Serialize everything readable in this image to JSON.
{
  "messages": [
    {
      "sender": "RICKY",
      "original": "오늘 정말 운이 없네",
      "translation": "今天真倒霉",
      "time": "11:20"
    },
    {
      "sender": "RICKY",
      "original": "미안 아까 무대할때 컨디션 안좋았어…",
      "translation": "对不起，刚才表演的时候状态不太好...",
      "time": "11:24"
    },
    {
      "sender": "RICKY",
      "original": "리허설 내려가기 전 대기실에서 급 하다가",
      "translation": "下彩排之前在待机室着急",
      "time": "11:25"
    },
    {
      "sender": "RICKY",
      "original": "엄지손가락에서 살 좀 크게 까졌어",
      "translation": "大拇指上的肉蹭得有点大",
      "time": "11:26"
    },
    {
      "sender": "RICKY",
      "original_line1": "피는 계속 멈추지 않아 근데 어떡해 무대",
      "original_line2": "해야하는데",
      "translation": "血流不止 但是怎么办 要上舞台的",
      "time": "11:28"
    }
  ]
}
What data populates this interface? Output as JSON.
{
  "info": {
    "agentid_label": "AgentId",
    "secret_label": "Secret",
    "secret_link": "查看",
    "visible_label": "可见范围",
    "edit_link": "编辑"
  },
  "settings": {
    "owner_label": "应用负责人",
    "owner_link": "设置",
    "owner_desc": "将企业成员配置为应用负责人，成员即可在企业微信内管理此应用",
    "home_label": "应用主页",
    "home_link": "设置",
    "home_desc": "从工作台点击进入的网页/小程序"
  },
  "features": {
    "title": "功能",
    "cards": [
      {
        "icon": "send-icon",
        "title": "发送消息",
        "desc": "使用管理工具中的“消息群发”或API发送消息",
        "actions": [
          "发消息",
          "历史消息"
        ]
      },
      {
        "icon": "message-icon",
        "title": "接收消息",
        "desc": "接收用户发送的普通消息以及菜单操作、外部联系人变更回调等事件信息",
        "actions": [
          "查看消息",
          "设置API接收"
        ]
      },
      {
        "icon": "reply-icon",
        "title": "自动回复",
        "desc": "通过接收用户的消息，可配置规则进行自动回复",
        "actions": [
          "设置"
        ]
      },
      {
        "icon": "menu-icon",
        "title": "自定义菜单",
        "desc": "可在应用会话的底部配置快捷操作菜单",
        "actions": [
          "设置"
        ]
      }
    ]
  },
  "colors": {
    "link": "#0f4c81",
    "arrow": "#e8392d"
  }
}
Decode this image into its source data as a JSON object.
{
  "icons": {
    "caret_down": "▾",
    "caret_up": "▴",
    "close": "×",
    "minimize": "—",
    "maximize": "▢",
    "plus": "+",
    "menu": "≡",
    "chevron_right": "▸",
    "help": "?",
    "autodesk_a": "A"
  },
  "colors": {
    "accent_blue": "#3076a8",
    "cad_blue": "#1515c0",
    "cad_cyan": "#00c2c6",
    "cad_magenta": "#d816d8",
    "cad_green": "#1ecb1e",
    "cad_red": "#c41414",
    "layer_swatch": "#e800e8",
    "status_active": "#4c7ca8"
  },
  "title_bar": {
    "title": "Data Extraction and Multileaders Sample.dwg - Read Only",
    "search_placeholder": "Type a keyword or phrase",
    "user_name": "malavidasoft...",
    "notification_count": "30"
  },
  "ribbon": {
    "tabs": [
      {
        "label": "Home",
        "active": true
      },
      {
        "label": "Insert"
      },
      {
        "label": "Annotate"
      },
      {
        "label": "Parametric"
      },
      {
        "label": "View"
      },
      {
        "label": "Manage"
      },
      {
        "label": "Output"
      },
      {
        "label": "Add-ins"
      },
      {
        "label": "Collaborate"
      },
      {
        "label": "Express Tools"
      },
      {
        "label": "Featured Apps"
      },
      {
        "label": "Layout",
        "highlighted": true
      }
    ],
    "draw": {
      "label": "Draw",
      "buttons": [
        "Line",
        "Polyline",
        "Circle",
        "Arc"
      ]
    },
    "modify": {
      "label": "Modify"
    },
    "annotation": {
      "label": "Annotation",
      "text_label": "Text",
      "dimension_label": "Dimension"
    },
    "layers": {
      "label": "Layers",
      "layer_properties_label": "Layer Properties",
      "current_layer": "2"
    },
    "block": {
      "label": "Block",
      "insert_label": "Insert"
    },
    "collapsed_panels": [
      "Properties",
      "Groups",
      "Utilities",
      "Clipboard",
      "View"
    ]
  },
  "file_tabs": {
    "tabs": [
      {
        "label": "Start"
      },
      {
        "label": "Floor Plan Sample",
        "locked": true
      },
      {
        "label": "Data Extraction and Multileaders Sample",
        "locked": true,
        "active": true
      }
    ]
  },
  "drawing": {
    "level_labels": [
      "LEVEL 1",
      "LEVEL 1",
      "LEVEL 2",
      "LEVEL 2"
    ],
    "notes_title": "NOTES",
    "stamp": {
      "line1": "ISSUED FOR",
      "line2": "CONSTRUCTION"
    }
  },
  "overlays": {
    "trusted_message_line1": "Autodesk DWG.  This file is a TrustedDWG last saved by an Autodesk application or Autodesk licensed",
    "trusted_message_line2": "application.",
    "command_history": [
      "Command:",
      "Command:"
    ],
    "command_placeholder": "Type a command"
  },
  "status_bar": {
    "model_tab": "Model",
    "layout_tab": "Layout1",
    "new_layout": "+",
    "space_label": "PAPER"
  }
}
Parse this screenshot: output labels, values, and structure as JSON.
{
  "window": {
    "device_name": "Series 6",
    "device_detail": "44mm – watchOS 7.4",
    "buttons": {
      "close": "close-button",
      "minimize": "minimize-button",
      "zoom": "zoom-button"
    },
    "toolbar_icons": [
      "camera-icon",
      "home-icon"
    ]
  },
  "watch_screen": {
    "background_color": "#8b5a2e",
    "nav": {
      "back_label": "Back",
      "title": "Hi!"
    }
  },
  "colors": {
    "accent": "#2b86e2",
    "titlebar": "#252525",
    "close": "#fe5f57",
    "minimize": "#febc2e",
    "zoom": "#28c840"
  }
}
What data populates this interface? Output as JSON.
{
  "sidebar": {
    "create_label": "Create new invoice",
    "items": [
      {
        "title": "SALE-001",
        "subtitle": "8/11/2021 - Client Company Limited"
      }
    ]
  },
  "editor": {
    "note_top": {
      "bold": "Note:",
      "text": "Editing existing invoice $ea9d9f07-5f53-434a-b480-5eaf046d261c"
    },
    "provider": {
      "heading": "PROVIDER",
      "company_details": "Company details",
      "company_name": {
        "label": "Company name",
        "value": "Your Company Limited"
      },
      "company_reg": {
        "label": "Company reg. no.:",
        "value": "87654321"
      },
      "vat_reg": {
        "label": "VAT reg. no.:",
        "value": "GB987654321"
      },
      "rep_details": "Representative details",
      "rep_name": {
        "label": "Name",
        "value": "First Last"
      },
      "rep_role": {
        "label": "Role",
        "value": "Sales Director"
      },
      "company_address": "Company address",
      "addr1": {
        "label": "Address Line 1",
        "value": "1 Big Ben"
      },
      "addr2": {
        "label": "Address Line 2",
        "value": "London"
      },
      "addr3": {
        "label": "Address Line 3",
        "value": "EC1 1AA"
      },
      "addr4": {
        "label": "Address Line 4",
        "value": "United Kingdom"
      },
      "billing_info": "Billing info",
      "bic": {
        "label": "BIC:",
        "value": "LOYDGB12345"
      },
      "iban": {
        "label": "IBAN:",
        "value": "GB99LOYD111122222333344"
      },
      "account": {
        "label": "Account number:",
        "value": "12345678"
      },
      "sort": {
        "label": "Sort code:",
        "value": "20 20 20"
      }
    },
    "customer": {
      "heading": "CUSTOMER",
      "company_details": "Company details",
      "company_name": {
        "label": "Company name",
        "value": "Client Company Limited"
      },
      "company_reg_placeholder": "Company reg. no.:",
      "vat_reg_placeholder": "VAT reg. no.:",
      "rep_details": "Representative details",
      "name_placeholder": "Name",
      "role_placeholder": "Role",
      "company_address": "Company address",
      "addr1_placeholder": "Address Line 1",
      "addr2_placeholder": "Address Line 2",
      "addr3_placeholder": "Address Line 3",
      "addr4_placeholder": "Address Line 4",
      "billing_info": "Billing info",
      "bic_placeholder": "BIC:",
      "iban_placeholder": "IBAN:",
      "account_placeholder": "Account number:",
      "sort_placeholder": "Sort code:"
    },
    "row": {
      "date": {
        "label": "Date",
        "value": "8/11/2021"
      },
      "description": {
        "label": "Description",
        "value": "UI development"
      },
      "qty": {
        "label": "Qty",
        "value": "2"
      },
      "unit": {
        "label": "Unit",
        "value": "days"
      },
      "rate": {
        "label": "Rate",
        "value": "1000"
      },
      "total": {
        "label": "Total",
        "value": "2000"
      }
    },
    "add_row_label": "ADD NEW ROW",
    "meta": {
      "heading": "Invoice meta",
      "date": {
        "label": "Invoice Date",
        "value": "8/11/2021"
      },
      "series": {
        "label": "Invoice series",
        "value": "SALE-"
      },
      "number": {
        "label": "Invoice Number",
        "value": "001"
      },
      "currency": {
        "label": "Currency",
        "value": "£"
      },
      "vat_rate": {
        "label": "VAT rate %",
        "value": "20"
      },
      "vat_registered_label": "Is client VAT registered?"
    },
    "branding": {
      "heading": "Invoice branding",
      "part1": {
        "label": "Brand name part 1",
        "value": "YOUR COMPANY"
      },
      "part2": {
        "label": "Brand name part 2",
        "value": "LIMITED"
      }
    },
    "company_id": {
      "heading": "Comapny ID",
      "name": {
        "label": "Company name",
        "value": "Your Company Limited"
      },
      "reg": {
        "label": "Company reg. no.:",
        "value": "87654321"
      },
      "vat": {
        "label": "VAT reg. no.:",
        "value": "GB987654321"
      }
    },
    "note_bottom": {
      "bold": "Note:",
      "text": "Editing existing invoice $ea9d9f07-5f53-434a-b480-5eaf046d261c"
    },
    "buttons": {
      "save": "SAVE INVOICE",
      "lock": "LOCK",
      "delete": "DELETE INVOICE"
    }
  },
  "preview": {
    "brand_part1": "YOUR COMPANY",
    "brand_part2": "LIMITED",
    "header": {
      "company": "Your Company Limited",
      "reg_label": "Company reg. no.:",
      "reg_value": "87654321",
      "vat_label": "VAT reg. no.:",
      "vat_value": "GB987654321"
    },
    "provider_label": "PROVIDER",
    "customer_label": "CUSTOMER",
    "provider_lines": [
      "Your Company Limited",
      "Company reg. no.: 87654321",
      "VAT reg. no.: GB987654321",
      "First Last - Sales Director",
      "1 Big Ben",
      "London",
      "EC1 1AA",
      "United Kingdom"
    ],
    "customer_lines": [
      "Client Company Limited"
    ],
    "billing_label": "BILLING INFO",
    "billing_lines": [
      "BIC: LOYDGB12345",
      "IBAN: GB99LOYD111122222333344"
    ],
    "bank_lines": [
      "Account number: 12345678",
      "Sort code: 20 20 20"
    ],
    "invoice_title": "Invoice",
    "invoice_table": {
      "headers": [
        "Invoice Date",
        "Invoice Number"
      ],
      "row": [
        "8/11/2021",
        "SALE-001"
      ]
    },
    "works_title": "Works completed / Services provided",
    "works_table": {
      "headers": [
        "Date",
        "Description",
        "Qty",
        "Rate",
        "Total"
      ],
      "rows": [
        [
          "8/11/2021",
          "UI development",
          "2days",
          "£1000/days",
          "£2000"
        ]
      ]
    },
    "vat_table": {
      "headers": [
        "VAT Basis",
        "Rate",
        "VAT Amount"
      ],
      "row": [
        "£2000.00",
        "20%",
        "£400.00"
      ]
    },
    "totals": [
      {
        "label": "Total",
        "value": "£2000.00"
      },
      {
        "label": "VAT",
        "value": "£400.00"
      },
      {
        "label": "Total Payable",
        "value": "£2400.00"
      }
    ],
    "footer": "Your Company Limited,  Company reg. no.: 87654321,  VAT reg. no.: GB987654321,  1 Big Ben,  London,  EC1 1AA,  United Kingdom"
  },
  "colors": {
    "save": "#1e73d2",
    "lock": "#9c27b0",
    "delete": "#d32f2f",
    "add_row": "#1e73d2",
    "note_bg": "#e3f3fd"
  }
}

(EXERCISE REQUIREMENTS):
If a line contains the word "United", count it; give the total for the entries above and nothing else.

(SOLUTION FOR THIS PROBLEM):
3